In the “John Wick” movie series, hearing star Keanu Reeves say “guns — we’re going to need lots of guns” has been a reliable laugh line. But, as the latest installment, the wordily titled “John Wick, Chapter 3: Parabellum,” demonstrates, that phrase is also the movie’s reason for existence.
If you remember the ending to “John Wick, Chapter 2,” Reeves’ back-from-retirement assassin Wick had committed the unpardonable sin in this world of killers: He murdered a member of the High Table, the mysterious organization in charge of everything, in the confines of The Continental, the New York hotel where assassins leave their work at the entrance. The Continental’s manager, Winston (Ian McShane), told Wick then that he was “excommunicate” from the hotel, with a $14 million bounty on his head, and a one-hour head start.
Chapter 3 begins during that hour, as Wick locates a stash of goods he needs to make it out alive, finds a friendly doctor (Randall Duk Kim) to stitch up his wounds, and tries to figure out what he’ll do next. Some of Wick’s figuring is done on the run, as he’s being pursued by the Russian mob, the Yakuza, and every other group with the possible exception of the Camp Fire Girls. Even the National Basketball Association is after him — really, that’s Philadelphia 76ers center Boban Marjanovic, all 7’3’’ of him, fighting Wick in the New York City Public Library.
After the usual round of shooting and punching out random lackeys — a sequence with carriage horses is a nice touch — Wick seeks a way out of New York. The route brings him in contact with a Mad Libs of actors: Anjelica Huston, Halle Berry, Jerome Flynn (Bronn from “Game of Thrones”) and Said Taghmaoui (“Wonder Woman”). Meanwhile, the High Table has sent an Adjudicator (played by Asia Kate Dillon, the nonbinary co-star of Showtime’s “Billions”) to pass judgment on Winston and the Bowery King (Laurence Fishburne) for helping Wick in the last movie.
Of course, fans of the Wick series don’t care so much about plot. They want the hyper-stylized action that Chad Stahelski, the former kick boxer and stunt coordinator who has helmed all three “Wick” movies, brings to the show. The action sequences are blood-splattered choreography, like the dance routines in a “Step Up” movie but with a higher body count.
There are some visually arresting fight scenes. There’s the running shootout Wick and Berry’s character have with hordes of assassins in Casablanca (yes, really), or there’s Wick’s glass-shattering karate duel with two ruthless killers (Cecep Arif Rahman and Yayan Ruhian, from “The Raid” franchise from Indonesia), or a final boss battle with Zero (Mark Dascasos, aka The Chairman from “Iron Chef America”), a killer who’s also a sushi chef.

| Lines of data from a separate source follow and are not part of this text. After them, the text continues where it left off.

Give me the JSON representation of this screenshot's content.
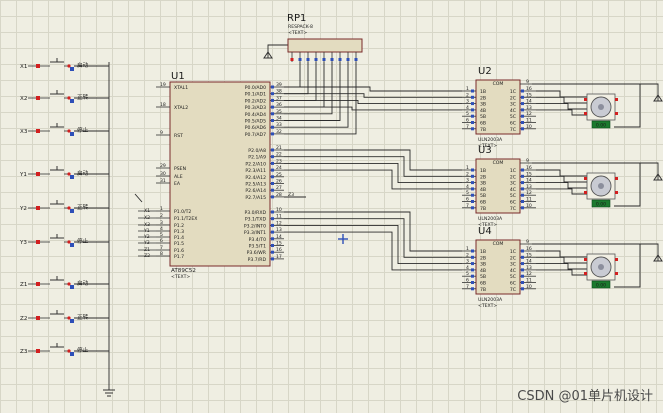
{
  "buttons": [
    {
      "net": "X1",
      "text": "启动"
    },
    {
      "net": "X2",
      "text": "正转"
    },
    {
      "net": "X3",
      "text": "停止"
    },
    {
      "net": "Y1",
      "text": "启动"
    },
    {
      "net": "Y2",
      "text": "正转"
    },
    {
      "net": "Y3",
      "text": "停止"
    },
    {
      "net": "Z1",
      "text": "启动"
    },
    {
      "net": "Z2",
      "text": "正转"
    },
    {
      "net": "Z3",
      "text": "停止"
    }
  ],
  "rp1": {
    "ref": "RP1",
    "part": "RESPACK-8",
    "sub": "<TEXT>"
  },
  "u1": {
    "ref": "U1",
    "part": "AT89C52",
    "sub": "<TEXT>",
    "left_pins": [
      {
        "num": "19",
        "name": "XTAL1"
      },
      {
        "num": "18",
        "name": "XTAL2"
      },
      {
        "num": "9",
        "name": "RST"
      },
      {
        "num": "29",
        "name": "PSEN"
      },
      {
        "num": "30",
        "name": "ALE"
      },
      {
        "num": "31",
        "name": "EA"
      },
      {
        "num": "1",
        "name": "P1.0/T2"
      },
      {
        "num": "2",
        "name": "P1.1/T2EX"
      },
      {
        "num": "3",
        "name": "P1.2"
      },
      {
        "num": "4",
        "name": "P1.3"
      },
      {
        "num": "5",
        "name": "P1.4"
      },
      {
        "num": "6",
        "name": "P1.5"
      },
      {
        "num": "7",
        "name": "P1.6"
      },
      {
        "num": "8",
        "name": "P1.7"
      }
    ],
    "p0_pins": [
      {
        "num": "39",
        "name": "P0.0/AD0"
      },
      {
        "num": "38",
        "name": "P0.1/AD1"
      },
      {
        "num": "37",
        "name": "P0.2/AD2"
      },
      {
        "num": "36",
        "name": "P0.3/AD3"
      },
      {
        "num": "35",
        "name": "P0.4/AD4"
      },
      {
        "num": "34",
        "name": "P0.5/AD5"
      },
      {
        "num": "33",
        "name": "P0.6/AD6"
      },
      {
        "num": "32",
        "name": "P0.7/AD7"
      }
    ],
    "p2_pins": [
      {
        "num": "21",
        "name": "P2.0/A8"
      },
      {
        "num": "22",
        "name": "P2.1/A9"
      },
      {
        "num": "23",
        "name": "P2.2/A10"
      },
      {
        "num": "24",
        "name": "P2.3/A11"
      },
      {
        "num": "25",
        "name": "P2.4/A12"
      },
      {
        "num": "26",
        "name": "P2.5/A13"
      },
      {
        "num": "27",
        "name": "P2.6/A14"
      },
      {
        "num": "28",
        "name": "P2.7/A15"
      }
    ],
    "p3_pins": [
      {
        "num": "10",
        "name": "P3.0/RXD"
      },
      {
        "num": "11",
        "name": "P3.1/TXD"
      },
      {
        "num": "12",
        "name": "P3.2/INT0"
      },
      {
        "num": "13",
        "name": "P3.3/INT1"
      },
      {
        "num": "14",
        "name": "P3.4/T0"
      },
      {
        "num": "15",
        "name": "P3.5/T1"
      },
      {
        "num": "16",
        "name": "P3.6/WR"
      },
      {
        "num": "17",
        "name": "P3.7/RD"
      }
    ],
    "p1_nets": [
      "X1",
      "X2",
      "X3",
      "Y1",
      "Y2",
      "Y3",
      "Z1",
      "Z2"
    ],
    "p2_extra_net": "Z3"
  },
  "drivers": [
    {
      "ref": "U2",
      "part": "ULN2003A",
      "sub": "<TEXT>",
      "com": "COM",
      "left": [
        "1B",
        "2B",
        "3B",
        "4B",
        "5B",
        "6B",
        "7B"
      ],
      "lnum": [
        "1",
        "2",
        "3",
        "4",
        "5",
        "6",
        "7"
      ],
      "right": [
        "1C",
        "2C",
        "3C",
        "4C",
        "5C",
        "6C",
        "7C"
      ],
      "rnum": [
        "16",
        "15",
        "14",
        "13",
        "12",
        "11",
        "10"
      ],
      "top": "9",
      "motor": "0.00"
    },
    {
      "ref": "U3",
      "part": "ULN2003A",
      "sub": "<TEXT>",
      "com": "COM",
      "left": [
        "1B",
        "2B",
        "3B",
        "4B",
        "5B",
        "6B",
        "7B"
      ],
      "lnum": [
        "1",
        "2",
        "3",
        "4",
        "5",
        "6",
        "7"
      ],
      "right": [
        "1C",
        "2C",
        "3C",
        "4C",
        "5C",
        "6C",
        "7C"
      ],
      "rnum": [
        "16",
        "15",
        "14",
        "13",
        "12",
        "11",
        "10"
      ],
      "top": "9",
      "motor": "0.00"
    },
    {
      "ref": "U4",
      "part": "ULN2003A",
      "sub": "<TEXT>",
      "com": "COM",
      "left": [
        "1B",
        "2B",
        "3B",
        "4B",
        "5B",
        "6B",
        "7B"
      ],
      "lnum": [
        "1",
        "2",
        "3",
        "4",
        "5",
        "6",
        "7"
      ],
      "right": [
        "1C",
        "2C",
        "3C",
        "4C",
        "5C",
        "6C",
        "7C"
      ],
      "rnum": [
        "16",
        "15",
        "14",
        "13",
        "12",
        "11",
        "10"
      ],
      "top": "9",
      "motor": "0.00"
    }
  ],
  "watermark": "CSDN @01单片机设计"
}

One grades the quality of a “John Wick” movie by the flair and originality of its action sequences. The fights here don’t have the same out-of-the-box charm of the original — you only get to make a first impression once — they are brimming with eye-popping spectacle. For Keanu’s sake, I hope he’s resting up for Chapter 4.
‘John Wick, Chapter 3: Parabellum’
Opens Friday, May 17, in theaters everywhere. Rated R for pervasive strong language, and some language. Running time: 130 minutes.